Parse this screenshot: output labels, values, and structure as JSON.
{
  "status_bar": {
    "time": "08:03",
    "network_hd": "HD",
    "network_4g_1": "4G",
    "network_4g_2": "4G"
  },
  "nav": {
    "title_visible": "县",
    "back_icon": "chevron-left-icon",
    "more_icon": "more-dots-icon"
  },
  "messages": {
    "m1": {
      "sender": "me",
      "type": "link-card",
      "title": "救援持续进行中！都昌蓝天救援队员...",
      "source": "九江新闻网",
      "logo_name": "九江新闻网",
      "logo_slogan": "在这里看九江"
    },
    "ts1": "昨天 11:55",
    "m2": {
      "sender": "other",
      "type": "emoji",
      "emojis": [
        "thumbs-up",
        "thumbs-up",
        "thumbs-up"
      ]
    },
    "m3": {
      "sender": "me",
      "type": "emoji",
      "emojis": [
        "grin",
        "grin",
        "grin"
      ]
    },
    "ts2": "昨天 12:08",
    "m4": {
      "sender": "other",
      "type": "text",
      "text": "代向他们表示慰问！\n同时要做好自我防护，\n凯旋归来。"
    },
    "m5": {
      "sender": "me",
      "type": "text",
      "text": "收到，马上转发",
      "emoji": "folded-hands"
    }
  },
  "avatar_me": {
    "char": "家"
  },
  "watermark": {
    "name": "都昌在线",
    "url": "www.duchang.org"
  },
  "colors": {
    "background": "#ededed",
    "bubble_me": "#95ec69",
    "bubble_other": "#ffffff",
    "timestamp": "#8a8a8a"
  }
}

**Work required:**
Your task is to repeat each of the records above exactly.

**Result of this exercise:**
Parse this screenshot: output labels, values, and structure as JSON.
{
  "status_bar": {
    "time": "08:03",
    "network_hd": "HD",
    "network_4g_1": "4G",
    "network_4g_2": "4G"
  },
  "nav": {
    "title_visible": "县",
    "back_icon": "chevron-left-icon",
    "more_icon": "more-dots-icon"
  },
  "messages": {
    "m1": {
      "sender": "me",
      "type": "link-card",
      "title": "救援持续进行中！都昌蓝天救援队员...",
      "source": "九江新闻网",
      "logo_name": "九江新闻网",
      "logo_slogan": "在这里看九江"
    },
    "ts1": "昨天 11:55",
    "m2": {
      "sender": "other",
      "type": "emoji",
      "emojis": [
        "thumbs-up",
        "thumbs-up",
        "thumbs-up"
      ]
    },
    "m3": {
      "sender": "me",
      "type": "emoji",
      "emojis": [
        "grin",
        "grin",
        "grin"
      ]
    },
    "ts2": "昨天 12:08",
    "m4": {
      "sender": "other",
      "type": "text",
      "text": "代向他们表示慰问！\n同时要做好自我防护，\n凯旋归来。"
    },
    "m5": {
      "sender": "me",
      "type": "text",
      "text": "收到，马上转发",
      "emoji": "folded-hands"
    }
  },
  "avatar_me": {
    "char": "家"
  },
  "watermark": {
    "name": "都昌在线",
    "url": "www.duchang.org"
  },
  "colors": {
    "background": "#ededed",
    "bubble_me": "#95ec69",
    "bubble_other": "#ffffff",
    "timestamp": "#8a8a8a"
  }
}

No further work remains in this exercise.